What I didn't know is either we have a bunch of investors in the Senate who are as (or more) talented than Warren Buffet.... or we have something that stinks to high heaven. The average Senator in the market beats the index by 12% over the long run. That's a record you'd gladly pay 2 and 20 in the hedge fund world for. And they can do it part time, while focusing on their other job - what skill! Even lowly folks in the lower house beat the averages by 6% over the long run - also, quite 'skillful'.
Gordon Gekko: The most valuable commodity I know of is information.
A reader sent along this article from earlier in the year if you are a Barron's subscriber - Fire Your Hedge Fund, Hire Your Congressman.
9 minute video - email readers will need to come to site to view
Preview of the 60 Minutes piece tonight
Martha Stewart went to jail for it. Hedge fund honcho Raj Rajaratnam was fined $92 million and will go to jail for years for it. But members of Congress can do the same thing -use non-public information to make stock trades -- and there's no law against it. Steve Kroft reports on how America's lawmakers can legally make tidy profits on information only they know, simply because they won't pass a law against themselves.
Among the revelations in Kroft's report:
* Members of Congress have bought stock in companies while laws that could affect those companies were being debated in the House or Senate.

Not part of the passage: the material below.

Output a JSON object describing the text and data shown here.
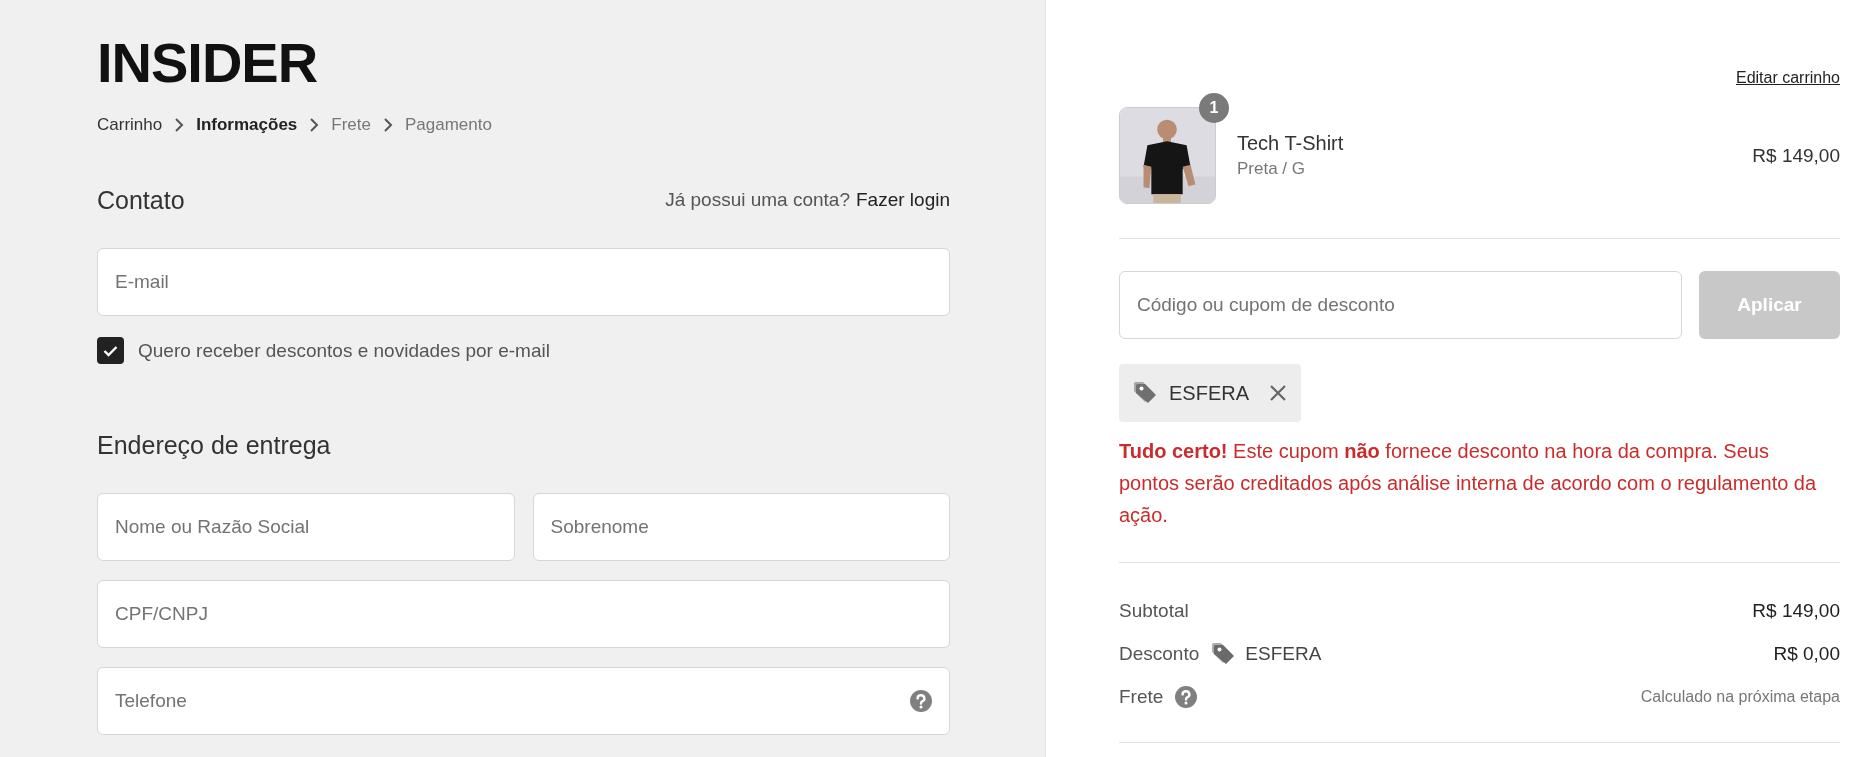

* At least one representative made significant stock purchases the day after he and other members of Congress attended a secret meeting in September 2008, where the Fed chair and the treasury secretary informed them of the imminent global economic meltdown. The meeting was so confidential that cell phones and other digital devices were confiscated before it began.
If senators and representatives are using non-public information to win in the market, it's all legal says Peter Schweizer, who works for the Hoover Institute, a conservative think tank. He has been examining these issues for some time and has written about them in a book, "Throw them All Out." "[Insider trading laws] apply to corporate executives, to Americans...If you are a member of Congress, those laws are deemed not to apply," he tells Kroft. "It's really the way the rules have been defined...[lawmakers]have conveniently written them in such a way as they don't apply to themselves," says Schweizer.
Efforts to make such insider trading off limits to Washington's lawmakers have never been able to get traction.
Former Rep. Brian Baird says he spent half of his 12 years in Congress trying to get co-sponsors for a bill that would ban insider trading in Congress and also set some rules up to govern conflicts of interest. In 2004, he and Rep. Louise Slaughter introduced the "Stock Act" to stop the insider trading. How far did they get? "We didn't get anywhere. Just flat died," he tells Kroft. He managed to get just six co-sponsors from a membership of over 400 representatives. "It doesn't sound like a lot," says Kroft. "It's not Steve. You could have Cherry Pie Week and get 100 co-sponsors," says Baird.